Jason Ellis, a former general manager of sales and marketing at BlueScope Steel Limited (BlueScope), was sentenced to eight months imprisonment, for inciting the obstruction of an ACCC investigation into alleged price fixing by BlueScope.
Late yesterday, Magistrate Atkinson ordered that Mr Ellis be released, without entering custody, upon entering into a recognizance in the sum of $1,000, on the condition that he be of good behaviour for two years.

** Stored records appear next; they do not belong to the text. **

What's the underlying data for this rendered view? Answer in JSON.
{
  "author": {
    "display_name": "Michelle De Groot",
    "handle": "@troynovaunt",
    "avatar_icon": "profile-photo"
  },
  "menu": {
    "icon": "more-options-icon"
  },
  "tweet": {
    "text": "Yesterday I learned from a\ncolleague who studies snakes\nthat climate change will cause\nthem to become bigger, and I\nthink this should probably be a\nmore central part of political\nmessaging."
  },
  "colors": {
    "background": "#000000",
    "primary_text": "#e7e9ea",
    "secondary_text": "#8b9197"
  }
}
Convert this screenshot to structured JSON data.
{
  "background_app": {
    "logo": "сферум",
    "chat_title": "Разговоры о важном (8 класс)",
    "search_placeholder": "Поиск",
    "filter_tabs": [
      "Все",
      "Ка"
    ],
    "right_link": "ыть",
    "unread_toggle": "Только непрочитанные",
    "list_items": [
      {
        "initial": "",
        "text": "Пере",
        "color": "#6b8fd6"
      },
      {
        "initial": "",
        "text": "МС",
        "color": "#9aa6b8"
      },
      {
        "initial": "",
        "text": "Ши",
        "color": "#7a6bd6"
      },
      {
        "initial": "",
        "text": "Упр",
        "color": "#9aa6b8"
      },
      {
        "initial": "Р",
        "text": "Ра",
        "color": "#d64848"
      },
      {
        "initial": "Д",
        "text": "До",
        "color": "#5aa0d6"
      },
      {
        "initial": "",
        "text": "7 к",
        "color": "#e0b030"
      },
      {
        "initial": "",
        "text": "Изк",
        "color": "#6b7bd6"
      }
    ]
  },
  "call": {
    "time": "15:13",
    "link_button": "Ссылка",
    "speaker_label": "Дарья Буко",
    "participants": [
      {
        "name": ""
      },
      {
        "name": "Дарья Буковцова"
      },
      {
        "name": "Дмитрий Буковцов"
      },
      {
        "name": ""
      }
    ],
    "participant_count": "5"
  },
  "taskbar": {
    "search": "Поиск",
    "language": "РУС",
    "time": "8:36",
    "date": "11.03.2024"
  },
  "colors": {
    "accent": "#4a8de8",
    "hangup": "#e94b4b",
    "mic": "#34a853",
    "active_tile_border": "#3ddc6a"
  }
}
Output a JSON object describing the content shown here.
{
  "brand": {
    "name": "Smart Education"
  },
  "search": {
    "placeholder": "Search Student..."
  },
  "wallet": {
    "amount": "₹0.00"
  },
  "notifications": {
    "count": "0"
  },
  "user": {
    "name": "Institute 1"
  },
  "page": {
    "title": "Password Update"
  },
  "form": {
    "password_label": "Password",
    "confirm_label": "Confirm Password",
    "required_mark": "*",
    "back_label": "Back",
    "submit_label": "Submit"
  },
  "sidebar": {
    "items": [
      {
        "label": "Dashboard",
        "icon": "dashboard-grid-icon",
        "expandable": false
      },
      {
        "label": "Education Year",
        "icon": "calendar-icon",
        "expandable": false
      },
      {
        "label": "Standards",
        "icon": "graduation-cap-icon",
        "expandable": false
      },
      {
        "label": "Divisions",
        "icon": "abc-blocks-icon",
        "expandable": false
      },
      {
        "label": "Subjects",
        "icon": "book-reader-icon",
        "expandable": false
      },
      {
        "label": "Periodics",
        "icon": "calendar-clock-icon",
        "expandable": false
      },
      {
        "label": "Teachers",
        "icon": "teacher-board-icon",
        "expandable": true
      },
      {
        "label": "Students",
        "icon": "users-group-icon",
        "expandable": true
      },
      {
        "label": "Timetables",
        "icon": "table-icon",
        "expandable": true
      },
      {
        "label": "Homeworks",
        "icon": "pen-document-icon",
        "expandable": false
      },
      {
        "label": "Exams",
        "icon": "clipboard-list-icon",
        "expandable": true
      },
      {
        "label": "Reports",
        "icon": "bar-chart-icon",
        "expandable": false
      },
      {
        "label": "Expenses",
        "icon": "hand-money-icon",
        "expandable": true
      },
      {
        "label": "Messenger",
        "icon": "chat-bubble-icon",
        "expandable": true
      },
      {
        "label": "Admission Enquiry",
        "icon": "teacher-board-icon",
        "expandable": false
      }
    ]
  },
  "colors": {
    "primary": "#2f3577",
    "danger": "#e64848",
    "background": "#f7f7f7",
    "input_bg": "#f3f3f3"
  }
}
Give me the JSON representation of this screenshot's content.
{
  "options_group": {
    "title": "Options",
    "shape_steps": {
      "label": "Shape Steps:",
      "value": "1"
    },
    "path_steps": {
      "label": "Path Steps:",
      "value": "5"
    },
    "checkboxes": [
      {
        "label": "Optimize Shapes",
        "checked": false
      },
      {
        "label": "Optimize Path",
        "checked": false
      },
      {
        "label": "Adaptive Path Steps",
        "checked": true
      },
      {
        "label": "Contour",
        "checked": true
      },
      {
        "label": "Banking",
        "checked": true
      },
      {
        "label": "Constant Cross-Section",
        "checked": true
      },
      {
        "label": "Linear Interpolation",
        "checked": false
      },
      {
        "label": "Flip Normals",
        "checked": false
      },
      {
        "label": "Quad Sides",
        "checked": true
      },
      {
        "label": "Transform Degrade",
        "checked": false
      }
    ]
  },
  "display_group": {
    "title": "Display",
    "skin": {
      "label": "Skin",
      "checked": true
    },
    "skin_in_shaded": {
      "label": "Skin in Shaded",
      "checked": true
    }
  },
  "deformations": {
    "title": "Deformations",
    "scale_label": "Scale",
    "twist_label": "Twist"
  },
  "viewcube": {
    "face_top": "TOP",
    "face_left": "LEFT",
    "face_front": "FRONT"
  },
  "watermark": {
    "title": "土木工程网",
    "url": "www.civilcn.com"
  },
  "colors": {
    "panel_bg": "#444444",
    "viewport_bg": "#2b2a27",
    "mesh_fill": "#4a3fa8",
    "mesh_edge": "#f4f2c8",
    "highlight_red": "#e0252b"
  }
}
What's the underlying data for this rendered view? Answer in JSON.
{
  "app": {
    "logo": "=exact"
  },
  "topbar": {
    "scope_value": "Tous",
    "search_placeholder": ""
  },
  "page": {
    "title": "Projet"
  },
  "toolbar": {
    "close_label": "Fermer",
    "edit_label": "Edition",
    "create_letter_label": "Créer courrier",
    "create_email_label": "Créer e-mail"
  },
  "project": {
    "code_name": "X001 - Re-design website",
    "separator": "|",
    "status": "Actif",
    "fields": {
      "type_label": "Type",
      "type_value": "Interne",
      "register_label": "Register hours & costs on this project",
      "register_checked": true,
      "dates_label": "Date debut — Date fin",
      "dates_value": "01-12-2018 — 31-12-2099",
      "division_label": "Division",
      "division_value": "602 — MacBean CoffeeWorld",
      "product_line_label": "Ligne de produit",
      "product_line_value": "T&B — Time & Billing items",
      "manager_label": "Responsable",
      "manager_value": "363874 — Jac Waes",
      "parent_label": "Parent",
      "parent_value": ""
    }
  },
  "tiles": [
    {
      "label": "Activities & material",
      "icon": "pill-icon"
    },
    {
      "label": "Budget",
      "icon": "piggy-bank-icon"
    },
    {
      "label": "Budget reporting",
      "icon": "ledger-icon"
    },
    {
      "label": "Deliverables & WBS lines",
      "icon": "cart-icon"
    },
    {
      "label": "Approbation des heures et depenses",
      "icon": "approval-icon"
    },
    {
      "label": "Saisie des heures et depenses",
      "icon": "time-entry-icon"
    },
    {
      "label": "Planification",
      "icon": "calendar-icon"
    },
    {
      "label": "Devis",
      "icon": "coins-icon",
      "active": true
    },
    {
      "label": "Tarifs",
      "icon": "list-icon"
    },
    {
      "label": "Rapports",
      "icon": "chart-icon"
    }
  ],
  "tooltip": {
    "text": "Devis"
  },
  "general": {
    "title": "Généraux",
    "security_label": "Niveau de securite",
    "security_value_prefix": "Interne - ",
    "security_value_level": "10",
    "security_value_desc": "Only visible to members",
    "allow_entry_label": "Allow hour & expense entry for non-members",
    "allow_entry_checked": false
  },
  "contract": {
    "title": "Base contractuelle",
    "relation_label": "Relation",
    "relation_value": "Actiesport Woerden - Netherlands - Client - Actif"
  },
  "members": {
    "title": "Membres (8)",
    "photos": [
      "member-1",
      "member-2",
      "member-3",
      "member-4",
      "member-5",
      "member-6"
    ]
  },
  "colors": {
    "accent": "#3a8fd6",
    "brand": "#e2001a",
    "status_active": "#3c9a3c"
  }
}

Magistrate Atkinson also ordered that Mr Ellis pay a fine of $10,000.
In imposing sentence, Magistrate Atkinson emphasised the seriousness of Mr Ellis’s conduct, and said: “in all dealings [with the ACCC] a person needs to allow investigations to run properly, without any attempt to hinder investigations by officials”.
“This is the first time an individual had been charged with, and convicted of, inciting the obstruction of an ACCC investigation,” ACCC Chair Rod Sims said.
Mr Ellis incited two fellow BlueScope employees to give false information and evidence to the ACCC regarding discussions he and those BlueScope employees had during their meetings with certain other steel companies.
The ACCC was investigating allegations that, between September 2013 and June 2014, BlueScope and Mr Ellis attempted to induce various steel distributors in Australia and overseas manufacturers to enter arrangements containing a price fixing provision.
The ACCC has since filed separate civil cartel proceedings against BlueScope and Mr Ellis, which remain before the Federal Court.
“Mr Ellis’ attempts to stop us from doing our job, from investigating and prosecuting behaviour we believe breaches competition laws, did not deter us. Not only did we continue our investigation and take legal action against Blue Scope and Mr Ellis for alleged cartel behaviour despite his efforts to obstruct us, we also referred the obstruction conduct to the CDPP to consider prosecuting Mr Ellis,” Mr Sims said.
“We take any attempts to prevent the ACCC from obtaining full and truthful accounts of conduct under investigation extremely seriously and won’t hesitate to prosecute any similar cases in the future.”
“The conviction and sentence reflect the seriousness of this conduct and should send a strong message to anyone contemplating obstructing or inciting someone else to obstruct ACCC officers in the course of our investigations,” Mr Sims said.
Inciting the obstruction of a Commonwealth official in the performance of their functions is a criminal offence under the Commonwealth Criminal Code, and carries a maximum jail sentence of two years. On a guilty plea in the Local Court, the maximum jail sentence is one year.
The ACCC investigates cartel conduct, manages the immunity process, takes proceedings in the Federal Court in respect of civil cartel contraventions, and refers serious cartel conduct and, where appropriate, other conduct which may amount to obstruction of justice offences to the CDPP for consideration for prosecution.
The CDPP is responsible for prosecuting criminal offences in accordance with the Prosecution Policy of the Commonwealth.